Originally commissioned April 2015
Moroccans’ lifestyles, along with their shopping trends, have been changing in recent years. A new generation of malls has enjoyed great success. In 2014, the country’s largest malls welcomed millions of visitors, Morocco Mall received 17 million, Al Mazar 5 million and le Carré Eden 3 million. These spaces have attracted people from all socio-professional backgrounds.
The North African market for large shopping complexes is still relatively untouched and has drawn increasing interest from investors. Tangier’s recently established free trade zone has seen strong investor uptake, whilst Casablanca has leveraged its chic reputation to position itself as the premier shopping destination in North Africa. The Carrefour Group recently invested $80m into the Moroccan market with its Label’Vie franchise.

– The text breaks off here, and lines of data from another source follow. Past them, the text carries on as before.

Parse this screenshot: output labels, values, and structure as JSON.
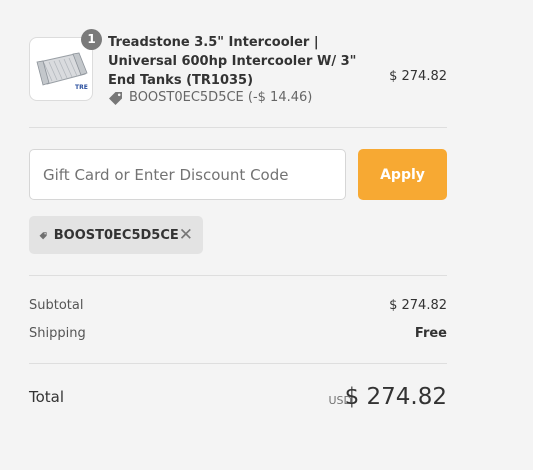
{
  "product": {
    "quantity": "1",
    "name": "Treadstone 3.5\" Intercooler | Universal 600hp Intercooler W/ 3\" End Tanks (TR1035)",
    "discount": "BOOST0EC5D5CE (-$ 14.46)",
    "price": "$ 274.82",
    "thumbnail_icon": "intercooler-image",
    "thumbnail_brand": "TRE"
  },
  "discount_form": {
    "placeholder": "Gift Card or Enter Discount Code",
    "value": "",
    "apply_label": "Apply",
    "accent_color": "#f7a933"
  },
  "applied_code": {
    "code": "BOOST0EC5D5CE",
    "remove_icon": "close-icon"
  },
  "summary": {
    "subtotal_label": "Subtotal",
    "subtotal_value": "$ 274.82",
    "shipping_label": "Shipping",
    "shipping_value": "Free"
  },
  "total": {
    "label": "Total",
    "currency": "USD",
    "amount": "$ 274.82"
  }
}
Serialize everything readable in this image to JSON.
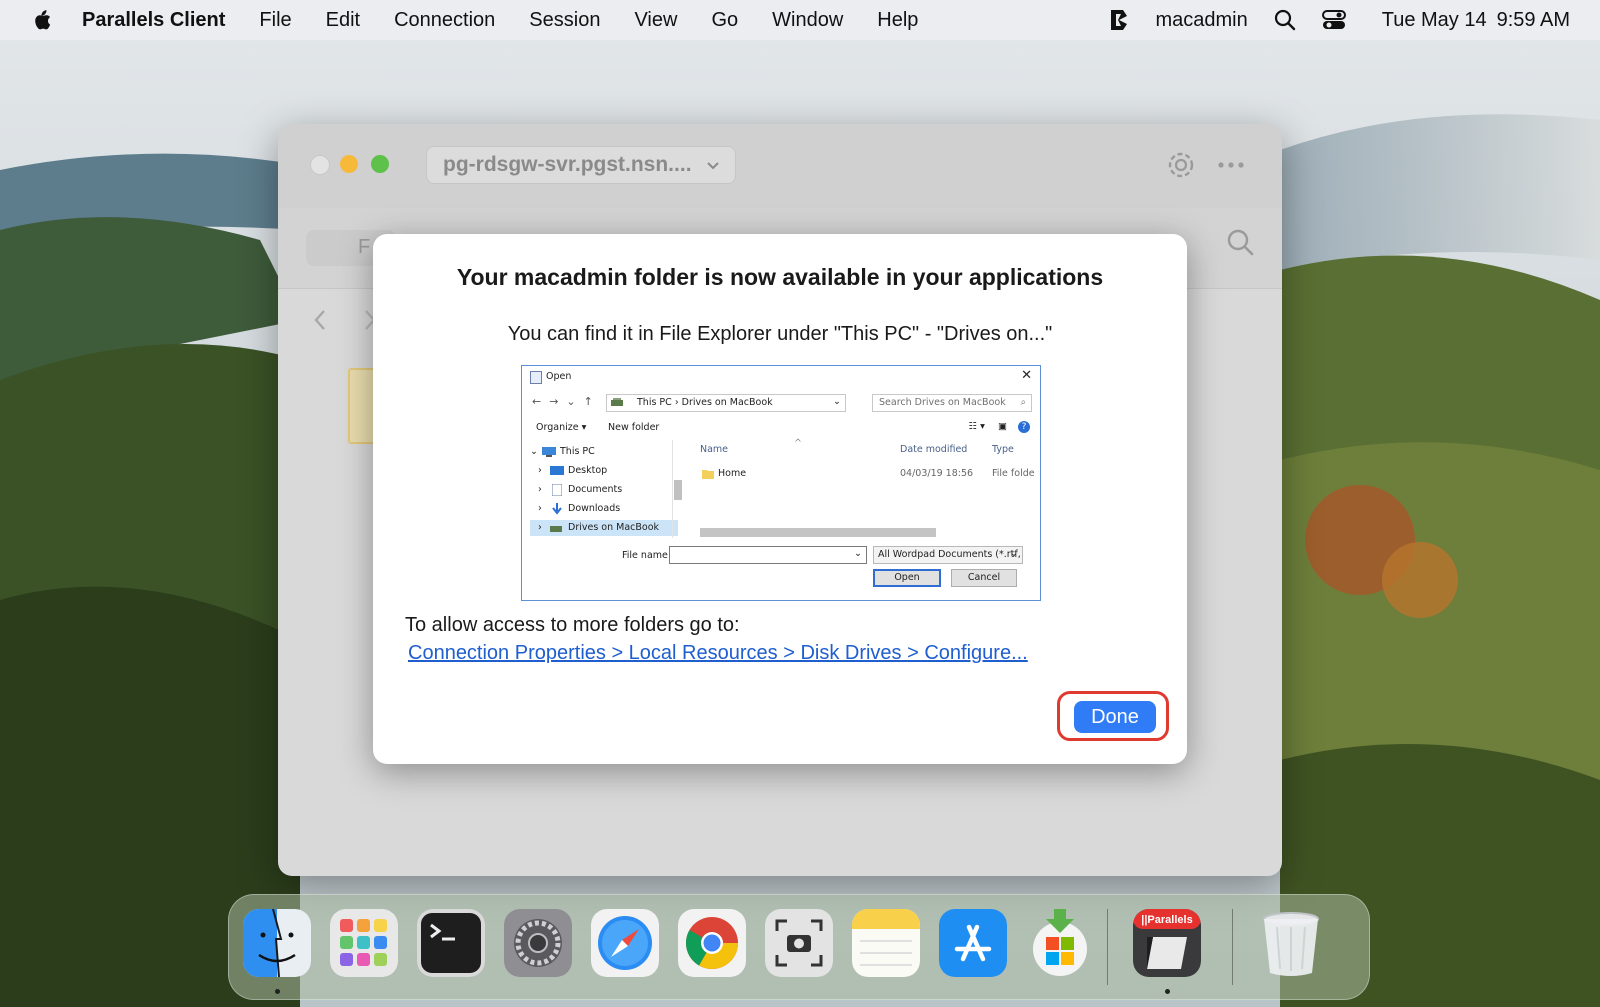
{
  "menubar": {
    "app_name": "Parallels Client",
    "menus": [
      "File",
      "Edit",
      "Connection",
      "Session",
      "View",
      "Go",
      "Window",
      "Help"
    ],
    "user": "macadmin",
    "date": "Tue May 14",
    "time": "9:59 AM"
  },
  "app_window": {
    "host": "pg-rdsgw-svr.pgst.nsn....",
    "tab_partial": "F"
  },
  "dialog": {
    "title": "Your macadmin folder is now available in your applications",
    "subtitle": "You can find it in File Explorer under \"This PC\" - \"Drives on...\"",
    "access_text": "To allow access to more folders go to:",
    "link_text": "Connection Properties > Local Resources > Disk Drives > Configure...",
    "done_label": "Done"
  },
  "explorer_shot": {
    "title": "Open",
    "address": [
      "This PC",
      "Drives on MacBook"
    ],
    "search_placeholder": "Search Drives on MacBook",
    "organize": "Organize",
    "new_folder": "New folder",
    "tree": [
      "This PC",
      "Desktop",
      "Documents",
      "Downloads",
      "Drives on MacBook"
    ],
    "columns": [
      "Name",
      "Date modified",
      "Type"
    ],
    "row": {
      "name": "Home",
      "date": "04/03/19 18:56",
      "type": "File folde"
    },
    "file_name_label": "File name:",
    "file_type": "All Wordpad Documents (*.rtf,",
    "open_label": "Open",
    "cancel_label": "Cancel"
  },
  "dock": {
    "apps": [
      "finder",
      "launchpad",
      "terminal",
      "system-settings",
      "safari",
      "chrome",
      "screenshot",
      "notes",
      "app-store",
      "software-center",
      "parallels-client",
      "trash"
    ],
    "parallels_badge": "||Parallels"
  },
  "colors": {
    "accent": "#2f7cf6",
    "highlight_ring": "#e0392e",
    "link": "#1e5ecf"
  }
}
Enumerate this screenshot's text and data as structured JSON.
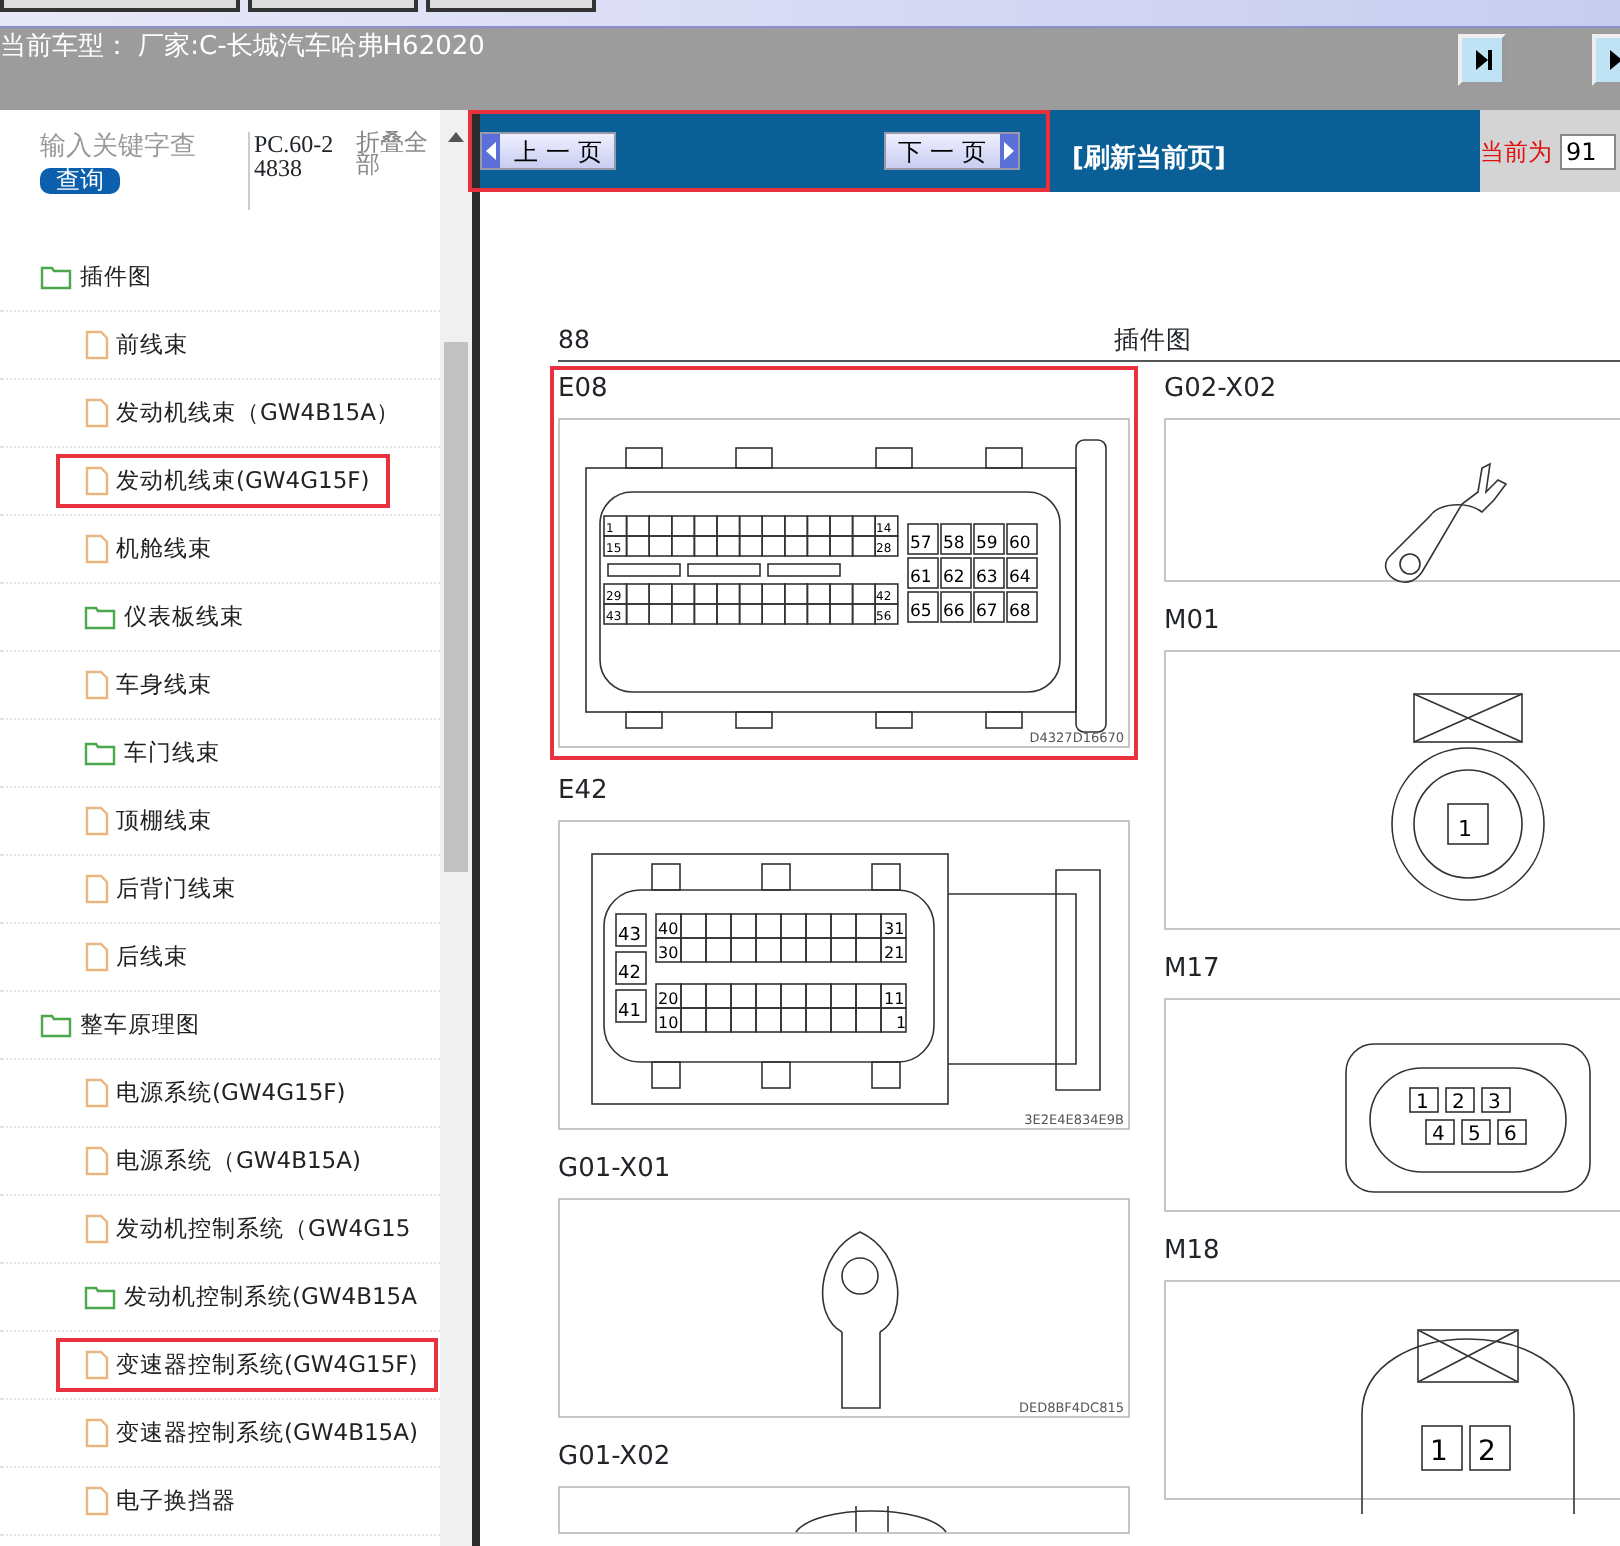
{
  "toolbar": {
    "buttons": [
      {
        "kind": "blank"
      },
      {
        "kind": "blank"
      },
      {
        "kind": "blank"
      }
    ]
  },
  "title_bar": {
    "vehicle_label": "当前车型：",
    "vehicle": "厂家:C-长城汽车哈弗H62020",
    "buttons": [
      {
        "kind": "next"
      },
      {
        "kind": "next"
      }
    ]
  },
  "sidebar": {
    "search": {
      "placeholder": "输入关键字查"
    },
    "search_button": "查询",
    "code": "PC.60-24838",
    "collapse_all": "折叠全部",
    "tree": [
      {
        "label": "插件图",
        "kind": "folder",
        "highlighted": false,
        "children": [
          {
            "label": "前线束",
            "kind": "file",
            "highlighted": false
          },
          {
            "label": "发动机线束（GW4B15A）",
            "kind": "file",
            "highlighted": false
          },
          {
            "label": "发动机线束(GW4G15F)",
            "kind": "file",
            "highlighted": true
          },
          {
            "label": "机舱线束",
            "kind": "file",
            "highlighted": false
          },
          {
            "label": "仪表板线束",
            "kind": "folder",
            "highlighted": false
          },
          {
            "label": "车身线束",
            "kind": "file",
            "highlighted": false
          },
          {
            "label": "车门线束",
            "kind": "folder",
            "highlighted": false
          },
          {
            "label": "顶棚线束",
            "kind": "file",
            "highlighted": false
          },
          {
            "label": "后背门线束",
            "kind": "file",
            "highlighted": false
          },
          {
            "label": "后线束",
            "kind": "file",
            "highlighted": false
          }
        ]
      },
      {
        "label": "整车原理图",
        "kind": "folder",
        "highlighted": false,
        "children": [
          {
            "label": "电源系统(GW4G15F)",
            "kind": "file",
            "highlighted": false
          },
          {
            "label": "电源系统（GW4B15A)",
            "kind": "file",
            "highlighted": false
          },
          {
            "label": "发动机控制系统（GW4G15",
            "kind": "file",
            "highlighted": false
          },
          {
            "label": "发动机控制系统(GW4B15A",
            "kind": "folder",
            "highlighted": false
          },
          {
            "label": "变速器控制系统(GW4G15F)",
            "kind": "file",
            "highlighted": true
          },
          {
            "label": "变速器控制系统(GW4B15A)",
            "kind": "file",
            "highlighted": false
          },
          {
            "label": "电子换挡器",
            "kind": "file",
            "highlighted": false
          }
        ]
      }
    ]
  },
  "nav": {
    "prev": "上一页",
    "next": "下一页",
    "highlighted": true,
    "refresh": "[刷新当前页]",
    "current_label": "当前为",
    "current_page": "91"
  },
  "document": {
    "page_number": "88",
    "section": "插件图",
    "columns": [
      [
        {
          "name": "E08",
          "kind": "ecu",
          "code": "D4327D16670",
          "highlighted": true,
          "pins": [
            "1",
            "14",
            "15",
            "28",
            "29",
            "42",
            "43",
            "56",
            "57",
            "58",
            "59",
            "60",
            "61",
            "62",
            "63",
            "64",
            "65",
            "66",
            "67",
            "68"
          ]
        },
        {
          "name": "E42",
          "kind": "rect",
          "code": "3E2E4E834E9B",
          "highlighted": false,
          "pins": [
            "43",
            "42",
            "41",
            "40",
            "31",
            "30",
            "21",
            "20",
            "11",
            "10",
            "1"
          ]
        },
        {
          "name": "G01-X01",
          "kind": "ring",
          "code": "DED8BF4DC815",
          "highlighted": false
        },
        {
          "name": "G01-X02",
          "kind": "partial",
          "highlighted": false
        }
      ],
      [
        {
          "name": "G02-X02",
          "kind": "fork",
          "highlighted": false
        },
        {
          "name": "M01",
          "kind": "round1",
          "highlighted": false,
          "pins": [
            "1"
          ]
        },
        {
          "name": "M17",
          "kind": "oval6",
          "highlighted": false,
          "pins": [
            "1",
            "2",
            "3",
            "4",
            "5",
            "6"
          ]
        },
        {
          "name": "M18",
          "kind": "round2",
          "highlighted": false,
          "pins": [
            "1",
            "2"
          ]
        }
      ]
    ]
  }
}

Another actor driving the sector is the Aksal Group, which has been bringing several high-end brands to the country since 2004. Monoprix Tunisia is set to open 15 shops in the country. In addition, a large Moroccan chain, Marjane, is now expanding abroad, intending to open branches in Côte d’Ivoire, Senegal, Gabon, Mali and Tunisia. Moroccan companies across the board are increasingly looking to Sub-Saharan Africa to expand, reflecting the health of the country’s retail sector.
The retail sector remains however characterized by local souks, or markets, and the informal sector still dominates the market, as it traditionally has done. Moreover, poor infrastructure in rural areas, disproportionately high land prices, are obstacles to modernization of the retail sector. With 1,151 souks dotted across the country, these are still the places that the majority of Moroccans shop. Between 2009 and 2012, the government introduced a fund, Rawaj VISION 2020, which provided incentive to retailers to modernize and for itinerant traders to settle. A growing middle class, now 30% of the population, and strong economic growth have driven domestic consumption, benefiting the retail sector, now representing 12.8% of the country’s economy, and 13% of the workforce.